by Richie Beirach

A history and profiles of the ten most influential jazz pianists of the past 100 years as told by Richie Beirach.

"Richie is one of the great explainers of difficult concepts that can be understood both in academia and on the street."
Dave Liebman
Musician, Educator

This newly expanded edition includes Richie's analysis of Bill Evans' improvised introductions to Nardis

Excerpt from the book: Now, you might ask if the content of this intro was really that different in terms of harmonic vocabulary. Yes! These were much more contemporary harmonic and melodic ideas than he would normally use in the context of playing his tunes with the bass and drums.

Bill studied and played the great music of the 20th century composers like Scriabin, Prokofieff, Ravel, and Berg. He also loved and played Rachmaninoff.
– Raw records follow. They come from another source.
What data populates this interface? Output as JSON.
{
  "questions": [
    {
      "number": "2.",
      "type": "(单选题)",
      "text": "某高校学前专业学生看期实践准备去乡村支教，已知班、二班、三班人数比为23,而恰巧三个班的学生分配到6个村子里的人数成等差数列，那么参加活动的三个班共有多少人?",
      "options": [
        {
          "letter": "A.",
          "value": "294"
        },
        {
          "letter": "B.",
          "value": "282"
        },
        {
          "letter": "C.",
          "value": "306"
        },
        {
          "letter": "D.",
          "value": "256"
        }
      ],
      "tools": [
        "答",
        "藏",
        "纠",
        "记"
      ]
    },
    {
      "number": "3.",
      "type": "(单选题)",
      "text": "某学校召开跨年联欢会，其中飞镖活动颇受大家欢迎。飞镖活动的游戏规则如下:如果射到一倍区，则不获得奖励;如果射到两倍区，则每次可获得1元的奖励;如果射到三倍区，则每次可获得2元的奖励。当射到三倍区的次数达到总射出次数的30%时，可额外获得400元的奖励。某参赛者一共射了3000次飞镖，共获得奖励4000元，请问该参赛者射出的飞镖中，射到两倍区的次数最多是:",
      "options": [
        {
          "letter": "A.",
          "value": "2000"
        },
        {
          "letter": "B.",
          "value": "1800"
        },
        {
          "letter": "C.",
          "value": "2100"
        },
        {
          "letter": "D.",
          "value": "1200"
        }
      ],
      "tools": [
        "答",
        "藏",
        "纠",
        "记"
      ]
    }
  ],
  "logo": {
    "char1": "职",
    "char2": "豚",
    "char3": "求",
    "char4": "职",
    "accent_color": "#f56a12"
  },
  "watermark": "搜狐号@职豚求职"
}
“Bill was a combination of Bud Powell with a little lighter touch and the beautiful voicings of George Shearing. And of course, he was also influenced by Ravel and Debussy, Scriabin, Chopin, and Rachmaninoff, especially in his ballads– Richie

You're about to discover...

Richie's view of these master's distinctive voicings

For Bill Evans, McCoy Tyner, and Bud Powell, see an example of a harmony or voicing that distinguished them.

An understanding of how each jazz great lead to the next

Very few of even the greatest music masters develop a style in isolation from what came before. Learn the aspects of each of these players that influence future greats

How jazz piano evolved over the past 100 years

The jazz played by Art Tatum was very different from the jazz of Bud Powell, who was very different from McCoy. Explore how not just piano, but jazz harmony and improvisation evolved through these 10 masters.

These master's most important recordings

At the end of each chapter, see the three most important albums chosen by Richie for that particular pianist.